At first glance, nine types of Emmy Awards for sound seems a bewilderingly large number. To enlighten the confused, TV sound professionals are eager to shed light on the differences between sound editing and sound mixing — two separate peer groups in the Academy of Television Arts & Sciences — as well as the genres within each category.

The sound editor, explains Wylie Stateman, nominated as co-supervising editor for “Godless,” is primarily responsible for organizing, synchronizing and clarifying the soundtrack. “First and primary responsibility is with dialogue, from production through completion and delivery,” he says.

Stateman, who did most of his work for the Netflix show at Light Iron in New York, further notes: “We need to add the sounds of the environment and take out inappropriate ones, and synchronize them all successfully.
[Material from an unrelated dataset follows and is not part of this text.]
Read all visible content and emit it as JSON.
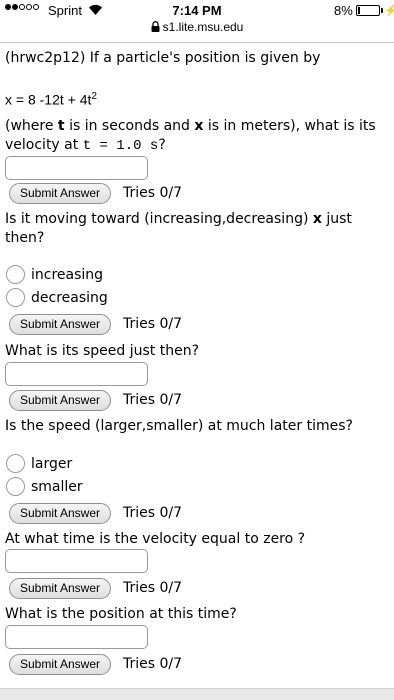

The goal is to not obscure the dialogue, and to sound like everything is in the right acoustical space.” Sound editing relies on a big team of sound supervisors, sound editors, music and effects editors, foley artists and ADR mixers.

The other category, sound mixing, is a two-part process, says USC School of Cinematic Arts sound-editing professor Midge Costin. The production mixer works on the set or on location, and the re-recording mixer puts all the final elements together. “They’re two people who probably never see each other in their careers,” Costin says.

Production sound mixer Phillip W. Palmer explains his role on the set as gathering the initial elements and “creating a mix” to edit as “a guide for the re-record.”

Then, says re-recording mixer Tom Fleisch-man (nominated for “Fahrenheit 451,” mixed at Soundtrack Film & Television), his craft constitutes the final process before the show is released. It’s “where everything comes together,” he explains. “Sometimes it’s very challenging, depending on how the sound was originally recorded. Most of the hard work is on dialogue; the fun work is with music and sound effects.”

The Emmys further parse sound editing and sound mixing by length of show (half-hour or hourlong) and genre (limited series, movie or special; nonfiction; variety).

Stateman notes that projects of different length have different demands. “It’s a ballad versus a haiku,” he says. “The structure of a half-hour show has to be bang-bang-bang, whereas if you have an hour, you can go into a more leisurely rendition or display of the story.” Costin notes that the different types of shows all have different budgets and time frames. “And they all work in different environments,” he adds, “from quiet studios to on location.”

For members of each peer group, who both nominate programs and vote for the nominees, judging can be challenging. “The daunting part is the sheer volume of the shows,” says re-recording mixer Elmo Ponsdomenech, who is nominated with re-recording mixer Todd Beckett for “Silicon Valley” and “Barry,” mixed at Sony Pictures Studios. “Pretty much anybody who works on a TV show submits something for nomination, so some categories have 30 to 50 entries, and that adds up to a lot of viewing. At the voting stage, there are only three to five nominations, so it’s not as difficult.”

What do the judges listen for? “The skills we use are very similar from one type of program to another, although there’s a difference in style of mixing for a reality show versus a film-type show,” says Ponsdomenech. “But you’re trying to accomplish the same thing: to tell a story with clarity.”

Fleischman, too, emphasizes the storytelling aspect of the sound mix. “If anything is missing or out of place, you take the audience right out of the experience,” he says. “My greatest successes are when my work is not recognized because it’s seamless and transparent.”

Stateman says he considers audience playback on smaller screens with less robust audio. “We model the sound for every format to make sure the dialogue is clean and intelligible even with the limited sonic experience of listening with earbuds or a speaker in the hinge of your laptop,” he notes. “We have to take into account the viewer’s experience.”

For Stateman, who worked alongside co-supervising editor Eric Hoehn, the Emmys are an opportunity for a team to be recognized in many categories. “It’s very inclusive,” he says. “It’s an acknowledgment about these individuals who collectively performed their art at the highest levels.”